One of the most common questions I get about my writing is where do I get my ideas. My usual response is that I steal them because that's a lot easier than coming up with them on my own.
Like a lot of jokes, there's an element of truth in that smart-ass answer. The true part is that I get a lot of my ideas just by paying attention to the world around me, listening and keeping my eyes open. I don't consider that stealing. I consider it part of my job as a writer.
I read an article in yesterday's New York Times about how the Army Corps of Engineers is opening flood gates that will flood the Atchafalaya Basin, the heart of Cajun country, in an effort to avoid even worse flooding elsewhere. The reporter asked one local resident why he lived in a place that was subject to this kind of flooding. Here's what that person said:

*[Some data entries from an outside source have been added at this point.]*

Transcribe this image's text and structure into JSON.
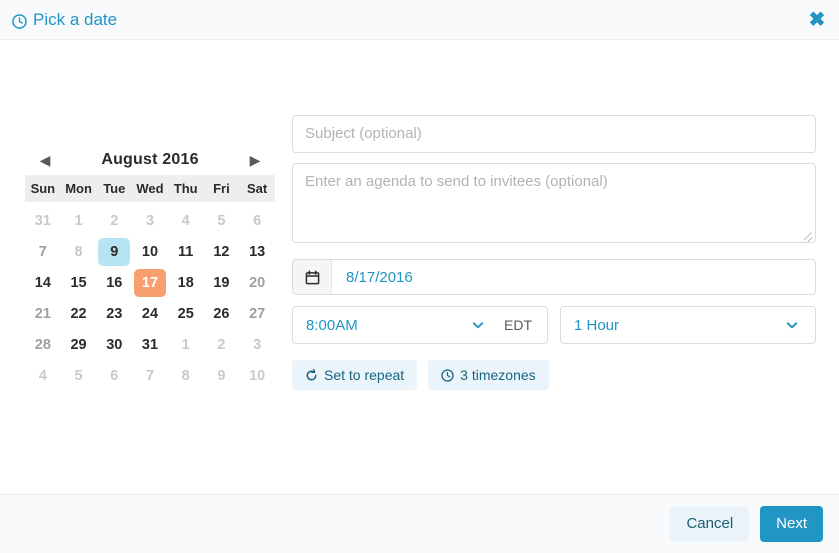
{
  "header": {
    "title": "Pick a date",
    "clock_icon": "clock-icon",
    "close_icon": "✖"
  },
  "calendar": {
    "prev_label": "◀",
    "next_label": "▶",
    "month": "August",
    "year": "2016",
    "title": "August  2016",
    "weekdays": [
      "Sun",
      "Mon",
      "Tue",
      "Wed",
      "Thu",
      "Fri",
      "Sat"
    ],
    "today": "9",
    "selected": "17",
    "weeks": [
      [
        {
          "d": "31",
          "state": "muted"
        },
        {
          "d": "1",
          "state": "muted"
        },
        {
          "d": "2",
          "state": "muted"
        },
        {
          "d": "3",
          "state": "muted"
        },
        {
          "d": "4",
          "state": "muted"
        },
        {
          "d": "5",
          "state": "muted"
        },
        {
          "d": "6",
          "state": "muted"
        }
      ],
      [
        {
          "d": "7",
          "state": "weekend"
        },
        {
          "d": "8",
          "state": "muted"
        },
        {
          "d": "9",
          "state": "today"
        },
        {
          "d": "10",
          "state": "normal"
        },
        {
          "d": "11",
          "state": "normal"
        },
        {
          "d": "12",
          "state": "normal"
        },
        {
          "d": "13",
          "state": "normal"
        }
      ],
      [
        {
          "d": "14",
          "state": "normal"
        },
        {
          "d": "15",
          "state": "normal"
        },
        {
          "d": "16",
          "state": "normal"
        },
        {
          "d": "17",
          "state": "selected"
        },
        {
          "d": "18",
          "state": "normal"
        },
        {
          "d": "19",
          "state": "normal"
        },
        {
          "d": "20",
          "state": "weekend"
        }
      ],
      [
        {
          "d": "21",
          "state": "weekend"
        },
        {
          "d": "22",
          "state": "normal"
        },
        {
          "d": "23",
          "state": "normal"
        },
        {
          "d": "24",
          "state": "normal"
        },
        {
          "d": "25",
          "state": "normal"
        },
        {
          "d": "26",
          "state": "normal"
        },
        {
          "d": "27",
          "state": "weekend"
        }
      ],
      [
        {
          "d": "28",
          "state": "weekend"
        },
        {
          "d": "29",
          "state": "normal"
        },
        {
          "d": "30",
          "state": "normal"
        },
        {
          "d": "31",
          "state": "normal"
        },
        {
          "d": "1",
          "state": "muted"
        },
        {
          "d": "2",
          "state": "muted"
        },
        {
          "d": "3",
          "state": "muted"
        }
      ],
      [
        {
          "d": "4",
          "state": "muted"
        },
        {
          "d": "5",
          "state": "muted"
        },
        {
          "d": "6",
          "state": "muted"
        },
        {
          "d": "7",
          "state": "muted"
        },
        {
          "d": "8",
          "state": "muted"
        },
        {
          "d": "9",
          "state": "muted"
        },
        {
          "d": "10",
          "state": "muted"
        }
      ]
    ]
  },
  "form": {
    "subject": {
      "value": "",
      "placeholder": "Subject (optional)"
    },
    "agenda": {
      "value": "",
      "placeholder": "Enter an agenda to send to invitees (optional)"
    },
    "date": {
      "icon": "calendar-icon",
      "value": "8/17/2016"
    },
    "time": {
      "value": "8:00AM",
      "chevron": "chevron-down-icon",
      "timezone": "EDT"
    },
    "duration": {
      "value": "1 Hour",
      "chevron": "chevron-down-icon"
    },
    "options": [
      {
        "label": "Set to repeat",
        "icon": "repeat-icon"
      },
      {
        "label": "3 timezones",
        "icon": "clock-icon"
      }
    ]
  },
  "footer": {
    "cancel_label": "Cancel",
    "next_label": "Next"
  },
  "colors": {
    "accent_blue": "#2196c4",
    "today_blue": "#b7e4f2",
    "selected_orange": "#f79f6e",
    "pill_bg": "#eaf4fa",
    "chrome_gray": "#f9fafb"
  }
}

"It's where we was raised. Where my daddy was raised. Where we make our living. Why you are here is something you never even think about. You are this place."

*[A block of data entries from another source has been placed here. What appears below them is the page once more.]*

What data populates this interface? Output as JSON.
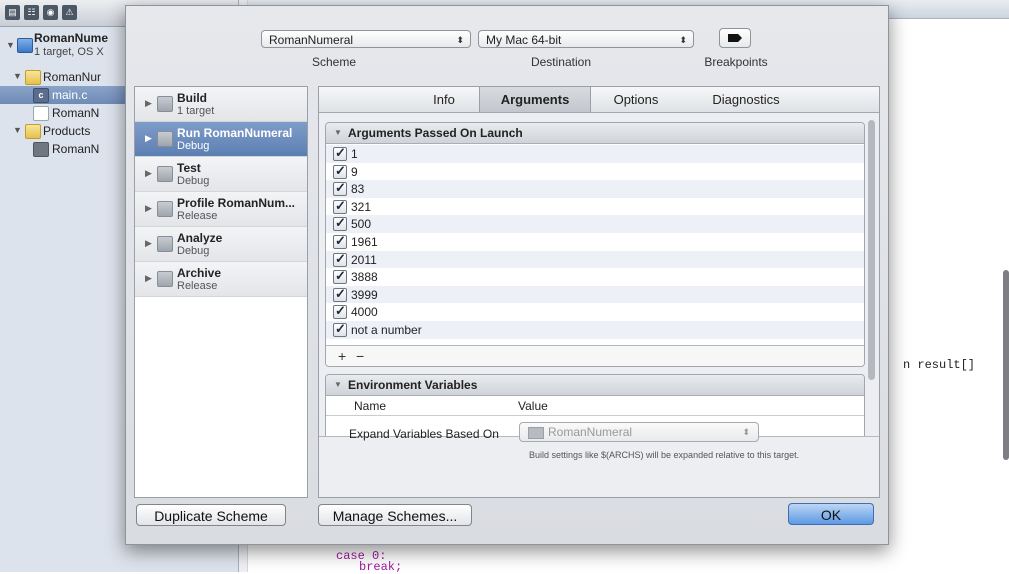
{
  "navigator": {
    "project_name": "RomanNume",
    "project_subtitle": "1 target, OS X",
    "group_name": "RomanNur",
    "files": [
      "main.c",
      "RomanN"
    ],
    "products_label": "Products",
    "product_item": "RomanN"
  },
  "editor": {
    "fragment_result": "n result[]",
    "case_line": "case 0:",
    "break_line": "break;"
  },
  "scheme_sheet": {
    "scheme_popup": "RomanNumeral",
    "scheme_label": "Scheme",
    "destination_popup": "My Mac 64-bit",
    "destination_label": "Destination",
    "breakpoints_label": "Breakpoints",
    "actions": [
      {
        "title": "Build",
        "subtitle": "1 target"
      },
      {
        "title": "Run RomanNumeral",
        "subtitle": "Debug"
      },
      {
        "title": "Test",
        "subtitle": "Debug"
      },
      {
        "title": "Profile RomanNum...",
        "subtitle": "Release"
      },
      {
        "title": "Analyze",
        "subtitle": "Debug"
      },
      {
        "title": "Archive",
        "subtitle": "Release"
      }
    ],
    "tabs": [
      "Info",
      "Arguments",
      "Options",
      "Diagnostics"
    ],
    "active_tab": "Arguments",
    "arguments_header": "Arguments Passed On Launch",
    "arguments": [
      "1",
      "9",
      "83",
      "321",
      "500",
      "1961",
      "2011",
      "3888",
      "3999",
      "4000",
      "not a number"
    ],
    "add_symbol": "+",
    "remove_symbol": "−",
    "env_header": "Environment Variables",
    "env_columns": {
      "name": "Name",
      "value": "Value"
    },
    "expand_label": "Expand Variables Based On",
    "expand_value": "RomanNumeral",
    "expand_help": "Build settings like $(ARCHS) will be expanded relative to this target.",
    "duplicate_button": "Duplicate Scheme",
    "manage_button": "Manage Schemes...",
    "ok_button": "OK"
  }
}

That's one of the best pieces of dialogue I've come across in a long time. It's honest, real and heartfelt. And it's one of the best descriptions of how place can become a character in a story.

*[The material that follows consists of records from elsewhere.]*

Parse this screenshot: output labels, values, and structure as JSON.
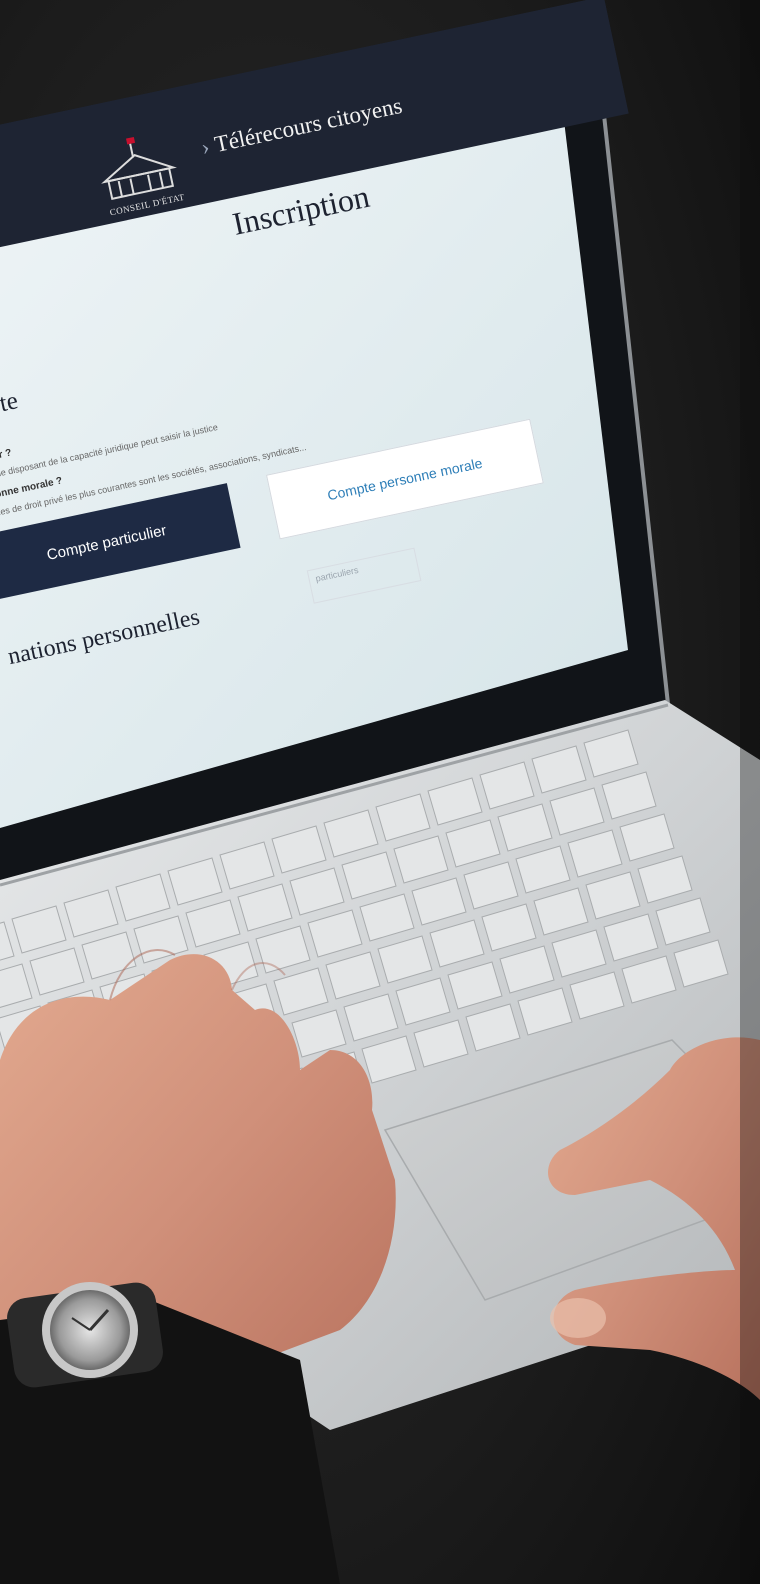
{
  "screen": {
    "logo_text": "CONSEIL D'ÉTAT",
    "site_title": "Télérecours citoyens",
    "page_title": "Inscription",
    "section_title": "ompte",
    "question_particulier": "rticulier ?",
    "desc_particulier": "physique disposant de la capacité juridique peut saisir la justice",
    "question_morale": "personne morale ?",
    "desc_morale": "morales de droit privé les plus courantes sont les sociétés, associations, syndicats...",
    "button_particulier": "Compte particulier",
    "button_morale": "Compte personne morale",
    "section2_title": "nations personnelles",
    "field_placeholder": "particuliers"
  },
  "colors": {
    "screen_header": "#1e2433",
    "primary_button": "#1e2a44",
    "link_blue": "#2f7fb8",
    "background_dark": "#161616",
    "laptop_silver": "#c9cbcd"
  }
}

I tore that out of the newspaper and stuck it in my wallet and now I have to find a way to put those words in the mouth or mind of one of my characters without committing plagiarism. Maybe my character will have read the article and the quote will have stuck with him/her as much as it has stuck with me.
I collect this kind of stuff and some of it is a lot easier to find a way to use than others. I'm still looking for a way to use one of my all time favorite headlines - It's Raining Tadpoles in Japan. Let me know if you've got a good suggestion.